This blog post has been contributed by Mr Rick Canavan, Module Convenor for Commercial law.
While he might use differently gendered language today, the statement of Steyn LJ (as he then was) in his judgement in First Energy v Hungarian National Bank that the objective of ‘our’ law of contract is ‘to protect the reasonable expectations of honest men’, can be seen as a perfect encapsulation of decades of case law and doctrine that seem to point in this direction but so often leave this implicit (although much extra-judicial writing is clear on its importance). While the principle of ‘fair dealing’ – which Bingham LJ (as he then was) claims is at the heart of good faith principles in Civil Law systems -may not underpin his judgment in Interfoto Picture Library Ltd v Stiletto Visual Programmes Ltd. the desire to give effect to the reasonable expectations of honest men very well might. The same could be said of dozens of cases that apply the principles of contextual contract interpretation from L. Schuler AG v Wickman Machine Tool Sales Ltd. to Wood v Brittan.
Given this approach is so important to shaping and understanding commercial law as a whole, what are we to make of the Supreme Court’s judgement in Pakistan International Airline Corp. v Times Travel Ltd?

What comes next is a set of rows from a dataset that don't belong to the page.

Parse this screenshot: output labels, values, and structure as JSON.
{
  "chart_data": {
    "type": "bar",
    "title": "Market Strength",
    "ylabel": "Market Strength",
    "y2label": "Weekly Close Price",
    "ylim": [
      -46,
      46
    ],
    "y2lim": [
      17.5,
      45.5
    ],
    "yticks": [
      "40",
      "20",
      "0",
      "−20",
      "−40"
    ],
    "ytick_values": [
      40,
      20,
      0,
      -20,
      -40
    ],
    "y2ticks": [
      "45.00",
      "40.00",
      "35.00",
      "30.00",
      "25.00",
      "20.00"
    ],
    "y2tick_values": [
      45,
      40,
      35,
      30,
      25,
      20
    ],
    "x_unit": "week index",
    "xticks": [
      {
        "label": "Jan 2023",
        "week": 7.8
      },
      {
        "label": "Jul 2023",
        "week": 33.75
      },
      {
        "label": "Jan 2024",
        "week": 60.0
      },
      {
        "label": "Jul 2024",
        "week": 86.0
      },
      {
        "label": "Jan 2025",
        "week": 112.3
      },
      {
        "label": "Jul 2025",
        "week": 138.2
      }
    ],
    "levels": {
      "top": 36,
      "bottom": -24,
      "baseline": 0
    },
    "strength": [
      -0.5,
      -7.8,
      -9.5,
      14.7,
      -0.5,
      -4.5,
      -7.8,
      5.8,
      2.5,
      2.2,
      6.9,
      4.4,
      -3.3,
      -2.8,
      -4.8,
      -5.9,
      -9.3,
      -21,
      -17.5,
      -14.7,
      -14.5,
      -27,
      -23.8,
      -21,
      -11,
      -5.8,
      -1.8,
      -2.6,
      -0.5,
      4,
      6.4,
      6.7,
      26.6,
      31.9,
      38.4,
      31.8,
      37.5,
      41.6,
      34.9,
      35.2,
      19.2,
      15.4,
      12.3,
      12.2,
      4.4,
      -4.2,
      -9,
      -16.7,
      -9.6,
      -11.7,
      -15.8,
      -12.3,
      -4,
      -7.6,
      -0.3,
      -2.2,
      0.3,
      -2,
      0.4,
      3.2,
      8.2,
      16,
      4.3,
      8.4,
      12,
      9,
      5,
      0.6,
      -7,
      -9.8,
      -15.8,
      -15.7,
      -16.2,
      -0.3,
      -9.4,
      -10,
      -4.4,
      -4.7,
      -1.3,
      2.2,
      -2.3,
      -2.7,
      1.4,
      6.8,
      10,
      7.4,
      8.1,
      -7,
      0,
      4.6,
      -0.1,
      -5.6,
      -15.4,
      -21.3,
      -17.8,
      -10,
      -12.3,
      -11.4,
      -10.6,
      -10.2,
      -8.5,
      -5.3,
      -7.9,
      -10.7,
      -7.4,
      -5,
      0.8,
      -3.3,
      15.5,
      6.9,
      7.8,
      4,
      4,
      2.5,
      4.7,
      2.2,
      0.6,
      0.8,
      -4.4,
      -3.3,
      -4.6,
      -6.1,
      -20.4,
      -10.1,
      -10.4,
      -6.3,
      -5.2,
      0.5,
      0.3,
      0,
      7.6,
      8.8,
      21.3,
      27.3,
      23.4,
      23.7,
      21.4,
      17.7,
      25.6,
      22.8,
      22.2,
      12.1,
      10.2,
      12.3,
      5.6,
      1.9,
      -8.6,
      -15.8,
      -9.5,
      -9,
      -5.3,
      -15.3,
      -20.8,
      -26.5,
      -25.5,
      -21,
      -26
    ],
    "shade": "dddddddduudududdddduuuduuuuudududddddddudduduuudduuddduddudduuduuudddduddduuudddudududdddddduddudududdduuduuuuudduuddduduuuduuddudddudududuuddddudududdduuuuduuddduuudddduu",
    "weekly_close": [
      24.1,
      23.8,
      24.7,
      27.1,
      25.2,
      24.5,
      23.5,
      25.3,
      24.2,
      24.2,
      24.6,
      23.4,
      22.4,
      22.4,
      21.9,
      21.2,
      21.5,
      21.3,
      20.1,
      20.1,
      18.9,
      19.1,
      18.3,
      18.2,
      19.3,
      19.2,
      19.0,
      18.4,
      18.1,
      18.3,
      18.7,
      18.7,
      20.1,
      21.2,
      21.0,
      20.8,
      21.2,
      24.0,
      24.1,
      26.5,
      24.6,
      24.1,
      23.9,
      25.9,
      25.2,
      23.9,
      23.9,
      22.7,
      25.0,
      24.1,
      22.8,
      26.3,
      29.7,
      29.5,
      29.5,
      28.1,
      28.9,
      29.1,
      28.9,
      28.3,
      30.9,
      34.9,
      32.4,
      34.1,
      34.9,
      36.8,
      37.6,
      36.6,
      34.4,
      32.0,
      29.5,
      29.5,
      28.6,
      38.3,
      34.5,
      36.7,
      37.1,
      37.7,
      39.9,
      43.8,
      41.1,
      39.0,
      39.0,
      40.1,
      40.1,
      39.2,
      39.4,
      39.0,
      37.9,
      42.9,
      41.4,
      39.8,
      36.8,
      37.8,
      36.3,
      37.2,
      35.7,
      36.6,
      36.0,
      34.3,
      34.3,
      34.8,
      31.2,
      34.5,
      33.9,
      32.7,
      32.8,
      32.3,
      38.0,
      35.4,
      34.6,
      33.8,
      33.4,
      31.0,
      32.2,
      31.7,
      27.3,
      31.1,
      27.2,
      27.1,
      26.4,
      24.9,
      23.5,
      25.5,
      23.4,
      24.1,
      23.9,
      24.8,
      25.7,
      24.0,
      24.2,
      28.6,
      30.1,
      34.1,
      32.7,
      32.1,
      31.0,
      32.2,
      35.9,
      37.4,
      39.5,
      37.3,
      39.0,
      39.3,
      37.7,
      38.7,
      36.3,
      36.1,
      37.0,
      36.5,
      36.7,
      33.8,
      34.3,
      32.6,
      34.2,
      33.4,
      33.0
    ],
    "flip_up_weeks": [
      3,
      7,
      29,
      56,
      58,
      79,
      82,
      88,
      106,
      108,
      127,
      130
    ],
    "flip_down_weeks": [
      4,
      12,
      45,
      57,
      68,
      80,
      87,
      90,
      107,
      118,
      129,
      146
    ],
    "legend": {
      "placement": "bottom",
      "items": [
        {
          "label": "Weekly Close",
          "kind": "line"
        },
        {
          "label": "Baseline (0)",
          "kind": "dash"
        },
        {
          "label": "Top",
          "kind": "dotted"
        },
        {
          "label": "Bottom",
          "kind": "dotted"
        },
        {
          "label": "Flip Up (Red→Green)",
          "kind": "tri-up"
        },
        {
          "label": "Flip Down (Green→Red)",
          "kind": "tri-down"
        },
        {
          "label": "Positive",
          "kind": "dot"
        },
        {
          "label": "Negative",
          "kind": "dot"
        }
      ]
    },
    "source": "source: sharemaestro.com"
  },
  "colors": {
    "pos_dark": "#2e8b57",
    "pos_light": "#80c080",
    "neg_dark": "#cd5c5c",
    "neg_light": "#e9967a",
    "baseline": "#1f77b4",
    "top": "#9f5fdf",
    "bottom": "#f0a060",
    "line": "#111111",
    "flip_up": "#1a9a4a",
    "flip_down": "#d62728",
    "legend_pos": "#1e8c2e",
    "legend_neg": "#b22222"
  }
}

The PIAcase concerned a contract made between PIA and Times Travel. Times was a travel agent who sold tickets on behalf of PIA. Commissions on such ticket sales accounted for a good proportion of their revenues. By 2012, Times claimed PIA owed more GBP1.5m in unpaid commissions. PIA disputed this and indicated it would substantially reduce Times’ ticket allocation under that agreement and sought to agree new terms. Subsequently, PIA and Times entered into a new agreement which included a clause under which Times agreed to not hold PIA liable for previous unpaid commissions but preserved its tickets allocation. Two years later, Times began proceedings to recover the unpaid commissions, claiming they entered into the new contract under duress.
Duress normally arises where there are threats to a person or their property, but duress can also be economic, usually a threat of an illegal act, such a breach of contract, which leaves a contracting party with no other viable option but to agree to certain terms. The Supreme Court acknowledged that a reprehensible act, in bad faith, even if lawful could amount to duress. Here, the act was entirely legal albeit it was an act which the Supreme Court acknowledged “was the assertion of its power as a monopoly supplier” (at that time no other airline operated direct services from the UK). Consequently, the Supreme Court did not find this act sufficiently egregious to amount to duress and stated that there would only be lawful act economic duress in the case of a waiver, where the victim had been manoeuvred into a vulnerable position by the other party and the other party knew that in truth they had no defence to the claim that might be bought against them.
The approach of the Supreme Court seems to set the bar extraordinarily high while also providing little guidance as to when it might be cleared. Moreover, this seems to acknowledge that egregious abuse of power, including exploitation (or something close to it) of weaker parties is no more than part of the rough and tumble of commercial life. But is this in line with the reasonable expectations of honest commercial people? That the Supreme Court’s judgement sets such a low standard for behaviour and makes redress so difficult to obtain, perhaps gives us cause to reflect on what reasonable expectations are and may cause us to pause and consider what that tells us about the nature and function of commercial law.